> **THE RECORDS**:
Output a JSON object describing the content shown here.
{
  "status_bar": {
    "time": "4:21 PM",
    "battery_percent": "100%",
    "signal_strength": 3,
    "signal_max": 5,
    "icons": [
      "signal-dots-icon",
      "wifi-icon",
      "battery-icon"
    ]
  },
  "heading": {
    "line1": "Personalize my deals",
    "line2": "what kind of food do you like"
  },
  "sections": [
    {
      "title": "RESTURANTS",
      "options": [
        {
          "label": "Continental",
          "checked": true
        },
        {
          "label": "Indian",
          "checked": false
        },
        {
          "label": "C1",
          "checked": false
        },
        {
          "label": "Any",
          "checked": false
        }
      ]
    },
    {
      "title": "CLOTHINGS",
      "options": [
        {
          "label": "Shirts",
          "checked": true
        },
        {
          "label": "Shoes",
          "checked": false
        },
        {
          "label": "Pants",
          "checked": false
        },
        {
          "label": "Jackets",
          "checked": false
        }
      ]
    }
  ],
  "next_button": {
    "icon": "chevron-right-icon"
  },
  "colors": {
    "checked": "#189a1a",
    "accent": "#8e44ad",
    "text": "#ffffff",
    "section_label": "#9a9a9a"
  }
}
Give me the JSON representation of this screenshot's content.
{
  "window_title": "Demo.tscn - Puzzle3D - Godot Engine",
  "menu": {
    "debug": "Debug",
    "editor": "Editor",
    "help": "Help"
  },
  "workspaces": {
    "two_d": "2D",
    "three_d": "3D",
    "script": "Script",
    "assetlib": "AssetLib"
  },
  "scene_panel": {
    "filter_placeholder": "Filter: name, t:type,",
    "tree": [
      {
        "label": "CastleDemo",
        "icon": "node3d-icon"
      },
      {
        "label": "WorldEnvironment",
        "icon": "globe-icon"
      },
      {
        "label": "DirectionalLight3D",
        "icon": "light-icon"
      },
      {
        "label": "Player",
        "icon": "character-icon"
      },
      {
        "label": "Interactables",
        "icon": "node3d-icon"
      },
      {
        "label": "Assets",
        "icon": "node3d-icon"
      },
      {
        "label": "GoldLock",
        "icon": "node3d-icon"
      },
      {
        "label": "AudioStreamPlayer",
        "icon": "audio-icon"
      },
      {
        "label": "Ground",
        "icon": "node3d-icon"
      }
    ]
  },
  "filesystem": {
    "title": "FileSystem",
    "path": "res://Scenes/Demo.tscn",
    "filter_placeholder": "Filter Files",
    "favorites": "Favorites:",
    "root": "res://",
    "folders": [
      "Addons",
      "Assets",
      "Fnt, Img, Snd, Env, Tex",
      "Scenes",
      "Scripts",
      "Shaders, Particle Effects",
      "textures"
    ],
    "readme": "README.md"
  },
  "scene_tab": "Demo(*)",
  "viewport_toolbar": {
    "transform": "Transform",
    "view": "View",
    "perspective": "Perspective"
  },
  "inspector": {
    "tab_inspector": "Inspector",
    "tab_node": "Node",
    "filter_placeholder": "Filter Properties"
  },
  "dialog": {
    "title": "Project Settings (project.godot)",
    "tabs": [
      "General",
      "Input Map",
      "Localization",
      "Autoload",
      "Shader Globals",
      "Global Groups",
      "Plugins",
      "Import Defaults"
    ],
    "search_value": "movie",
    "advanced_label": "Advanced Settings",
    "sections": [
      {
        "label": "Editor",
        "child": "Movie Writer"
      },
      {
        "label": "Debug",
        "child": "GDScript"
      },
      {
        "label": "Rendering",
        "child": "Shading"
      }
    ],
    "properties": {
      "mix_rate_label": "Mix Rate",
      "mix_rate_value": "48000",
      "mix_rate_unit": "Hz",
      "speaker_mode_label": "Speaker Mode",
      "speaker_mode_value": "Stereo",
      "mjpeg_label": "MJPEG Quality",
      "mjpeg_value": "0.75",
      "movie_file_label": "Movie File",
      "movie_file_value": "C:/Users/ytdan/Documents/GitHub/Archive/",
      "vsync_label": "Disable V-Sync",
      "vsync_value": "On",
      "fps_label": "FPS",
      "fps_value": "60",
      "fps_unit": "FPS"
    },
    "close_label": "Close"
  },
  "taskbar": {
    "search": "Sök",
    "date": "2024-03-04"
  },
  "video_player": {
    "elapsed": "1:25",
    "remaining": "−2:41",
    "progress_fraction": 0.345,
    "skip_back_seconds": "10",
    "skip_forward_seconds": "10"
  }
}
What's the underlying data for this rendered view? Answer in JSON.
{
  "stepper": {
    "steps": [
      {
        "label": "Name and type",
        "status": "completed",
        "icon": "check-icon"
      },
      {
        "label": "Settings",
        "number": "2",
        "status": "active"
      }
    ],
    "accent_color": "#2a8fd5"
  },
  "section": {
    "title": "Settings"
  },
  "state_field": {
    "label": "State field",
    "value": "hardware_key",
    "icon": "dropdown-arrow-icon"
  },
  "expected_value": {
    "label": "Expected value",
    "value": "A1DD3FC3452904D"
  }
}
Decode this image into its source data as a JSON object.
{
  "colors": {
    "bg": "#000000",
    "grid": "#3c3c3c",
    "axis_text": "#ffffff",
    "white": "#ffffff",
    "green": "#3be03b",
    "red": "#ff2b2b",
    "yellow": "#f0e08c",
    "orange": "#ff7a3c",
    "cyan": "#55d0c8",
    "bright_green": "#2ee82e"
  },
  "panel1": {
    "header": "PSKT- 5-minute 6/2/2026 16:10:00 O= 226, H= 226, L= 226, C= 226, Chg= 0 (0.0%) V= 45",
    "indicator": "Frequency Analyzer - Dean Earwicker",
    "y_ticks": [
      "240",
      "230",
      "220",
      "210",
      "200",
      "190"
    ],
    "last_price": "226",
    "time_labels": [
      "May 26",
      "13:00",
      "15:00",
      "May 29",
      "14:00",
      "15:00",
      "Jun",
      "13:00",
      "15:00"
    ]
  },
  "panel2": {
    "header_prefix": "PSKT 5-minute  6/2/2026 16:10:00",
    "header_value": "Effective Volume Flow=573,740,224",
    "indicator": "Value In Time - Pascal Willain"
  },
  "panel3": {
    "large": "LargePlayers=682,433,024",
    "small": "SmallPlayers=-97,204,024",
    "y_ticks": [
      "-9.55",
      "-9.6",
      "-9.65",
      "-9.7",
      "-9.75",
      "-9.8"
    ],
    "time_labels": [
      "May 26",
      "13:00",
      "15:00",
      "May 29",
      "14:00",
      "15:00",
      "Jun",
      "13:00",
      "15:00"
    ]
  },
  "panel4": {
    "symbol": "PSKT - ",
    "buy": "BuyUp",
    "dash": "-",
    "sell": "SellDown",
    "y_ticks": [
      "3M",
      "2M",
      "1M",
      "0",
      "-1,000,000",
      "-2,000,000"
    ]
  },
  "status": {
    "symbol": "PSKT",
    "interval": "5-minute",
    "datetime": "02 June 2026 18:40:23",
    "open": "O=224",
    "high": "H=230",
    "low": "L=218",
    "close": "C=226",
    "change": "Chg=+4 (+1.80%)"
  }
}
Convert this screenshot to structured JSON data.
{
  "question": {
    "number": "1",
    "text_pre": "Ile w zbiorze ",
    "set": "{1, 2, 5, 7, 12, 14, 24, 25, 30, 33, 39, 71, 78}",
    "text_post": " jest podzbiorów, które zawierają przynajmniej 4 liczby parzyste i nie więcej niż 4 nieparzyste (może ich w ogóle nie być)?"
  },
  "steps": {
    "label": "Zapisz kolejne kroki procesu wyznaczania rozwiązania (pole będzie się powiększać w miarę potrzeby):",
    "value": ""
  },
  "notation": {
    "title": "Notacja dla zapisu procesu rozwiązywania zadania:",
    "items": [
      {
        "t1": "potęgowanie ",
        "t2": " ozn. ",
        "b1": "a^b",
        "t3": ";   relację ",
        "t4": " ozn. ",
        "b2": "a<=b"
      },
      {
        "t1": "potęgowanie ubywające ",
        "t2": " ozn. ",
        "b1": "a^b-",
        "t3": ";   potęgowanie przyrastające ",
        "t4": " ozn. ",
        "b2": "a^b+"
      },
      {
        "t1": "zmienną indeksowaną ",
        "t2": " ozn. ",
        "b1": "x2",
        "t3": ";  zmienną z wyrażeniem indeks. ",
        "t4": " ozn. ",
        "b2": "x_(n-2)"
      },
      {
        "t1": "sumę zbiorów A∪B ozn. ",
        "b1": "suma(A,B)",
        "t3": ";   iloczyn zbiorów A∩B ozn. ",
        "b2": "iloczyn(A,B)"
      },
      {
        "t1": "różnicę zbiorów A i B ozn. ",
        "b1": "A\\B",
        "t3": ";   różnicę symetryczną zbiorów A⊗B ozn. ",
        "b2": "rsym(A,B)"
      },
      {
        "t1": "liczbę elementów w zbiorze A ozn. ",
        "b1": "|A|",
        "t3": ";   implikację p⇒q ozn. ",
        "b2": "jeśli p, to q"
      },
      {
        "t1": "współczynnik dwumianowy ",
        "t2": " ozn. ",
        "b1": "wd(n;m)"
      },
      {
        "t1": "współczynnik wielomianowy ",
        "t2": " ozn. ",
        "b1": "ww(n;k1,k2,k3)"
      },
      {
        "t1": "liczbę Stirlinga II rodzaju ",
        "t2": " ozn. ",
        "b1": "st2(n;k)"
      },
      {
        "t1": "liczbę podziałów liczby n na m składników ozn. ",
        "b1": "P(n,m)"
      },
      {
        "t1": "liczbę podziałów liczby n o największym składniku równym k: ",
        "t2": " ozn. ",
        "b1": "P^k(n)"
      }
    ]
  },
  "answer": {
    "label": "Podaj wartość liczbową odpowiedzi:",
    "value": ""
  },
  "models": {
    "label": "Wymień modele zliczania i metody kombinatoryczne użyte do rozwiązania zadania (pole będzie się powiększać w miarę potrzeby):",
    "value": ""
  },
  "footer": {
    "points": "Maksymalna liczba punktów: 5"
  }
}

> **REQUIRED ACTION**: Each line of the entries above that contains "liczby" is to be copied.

> **TASK OUTPUT**:
    "text_post": " jest podzbiorów, które zawierają przynajmniej 4 liczby parzyste i nie więcej niż 4 nieparzyste (może ich w ogóle nie być)?"
        "t1": "liczbę podziałów liczby n na m składników ozn. ",
        "t1": "liczbę podziałów liczby n o największym składniku równym k: ",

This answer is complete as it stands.